- Data to process
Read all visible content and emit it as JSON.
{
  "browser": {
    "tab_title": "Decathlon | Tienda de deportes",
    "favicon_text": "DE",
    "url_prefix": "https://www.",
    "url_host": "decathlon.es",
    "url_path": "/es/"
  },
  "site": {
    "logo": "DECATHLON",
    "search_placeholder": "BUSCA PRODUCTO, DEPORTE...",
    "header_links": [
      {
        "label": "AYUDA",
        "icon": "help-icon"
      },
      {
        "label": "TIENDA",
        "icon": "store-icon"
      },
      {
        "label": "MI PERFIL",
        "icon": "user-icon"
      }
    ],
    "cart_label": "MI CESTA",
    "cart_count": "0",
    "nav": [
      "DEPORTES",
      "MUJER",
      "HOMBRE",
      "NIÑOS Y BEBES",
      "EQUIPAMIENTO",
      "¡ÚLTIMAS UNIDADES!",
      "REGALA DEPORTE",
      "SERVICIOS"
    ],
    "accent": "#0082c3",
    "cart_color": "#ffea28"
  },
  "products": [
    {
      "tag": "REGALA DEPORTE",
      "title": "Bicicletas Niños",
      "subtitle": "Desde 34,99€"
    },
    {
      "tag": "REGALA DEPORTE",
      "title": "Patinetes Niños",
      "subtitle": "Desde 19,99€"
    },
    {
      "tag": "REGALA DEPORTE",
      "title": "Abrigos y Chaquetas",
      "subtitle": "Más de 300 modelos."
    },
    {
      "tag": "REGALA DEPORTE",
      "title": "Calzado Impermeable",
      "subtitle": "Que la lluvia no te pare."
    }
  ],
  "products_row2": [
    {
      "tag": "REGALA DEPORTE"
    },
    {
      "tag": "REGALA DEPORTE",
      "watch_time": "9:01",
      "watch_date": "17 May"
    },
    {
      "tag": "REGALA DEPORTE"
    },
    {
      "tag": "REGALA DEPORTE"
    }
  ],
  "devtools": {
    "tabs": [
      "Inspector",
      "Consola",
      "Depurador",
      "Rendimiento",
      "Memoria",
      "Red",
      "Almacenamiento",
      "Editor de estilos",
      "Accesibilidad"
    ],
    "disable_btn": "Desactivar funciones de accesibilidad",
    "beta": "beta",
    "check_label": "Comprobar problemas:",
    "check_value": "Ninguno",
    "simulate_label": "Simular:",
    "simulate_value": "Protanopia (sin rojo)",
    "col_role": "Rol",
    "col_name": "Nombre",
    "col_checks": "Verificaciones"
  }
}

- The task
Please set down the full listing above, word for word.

- Finished exercise
Read all visible content and emit it as JSON.
{
  "browser": {
    "tab_title": "Decathlon | Tienda de deportes",
    "favicon_text": "DE",
    "url_prefix": "https://www.",
    "url_host": "decathlon.es",
    "url_path": "/es/"
  },
  "site": {
    "logo": "DECATHLON",
    "search_placeholder": "BUSCA PRODUCTO, DEPORTE...",
    "header_links": [
      {
        "label": "AYUDA",
        "icon": "help-icon"
      },
      {
        "label": "TIENDA",
        "icon": "store-icon"
      },
      {
        "label": "MI PERFIL",
        "icon": "user-icon"
      }
    ],
    "cart_label": "MI CESTA",
    "cart_count": "0",
    "nav": [
      "DEPORTES",
      "MUJER",
      "HOMBRE",
      "NIÑOS Y BEBES",
      "EQUIPAMIENTO",
      "¡ÚLTIMAS UNIDADES!",
      "REGALA DEPORTE",
      "SERVICIOS"
    ],
    "accent": "#0082c3",
    "cart_color": "#ffea28"
  },
  "products": [
    {
      "tag": "REGALA DEPORTE",
      "title": "Bicicletas Niños",
      "subtitle": "Desde 34,99€"
    },
    {
      "tag": "REGALA DEPORTE",
      "title": "Patinetes Niños",
      "subtitle": "Desde 19,99€"
    },
    {
      "tag": "REGALA DEPORTE",
      "title": "Abrigos y Chaquetas",
      "subtitle": "Más de 300 modelos."
    },
    {
      "tag": "REGALA DEPORTE",
      "title": "Calzado Impermeable",
      "subtitle": "Que la lluvia no te pare."
    }
  ],
  "products_row2": [
    {
      "tag": "REGALA DEPORTE"
    },
    {
      "tag": "REGALA DEPORTE",
      "watch_time": "9:01",
      "watch_date": "17 May"
    },
    {
      "tag": "REGALA DEPORTE"
    },
    {
      "tag": "REGALA DEPORTE"
    }
  ],
  "devtools": {
    "tabs": [
      "Inspector",
      "Consola",
      "Depurador",
      "Rendimiento",
      "Memoria",
      "Red",
      "Almacenamiento",
      "Editor de estilos",
      "Accesibilidad"
    ],
    "disable_btn": "Desactivar funciones de accesibilidad",
    "beta": "beta",
    "check_label": "Comprobar problemas:",
    "check_value": "Ninguno",
    "simulate_label": "Simular:",
    "simulate_value": "Protanopia (sin rojo)",
    "col_role": "Rol",
    "col_name": "Nombre",
    "col_checks": "Verificaciones"
  }
}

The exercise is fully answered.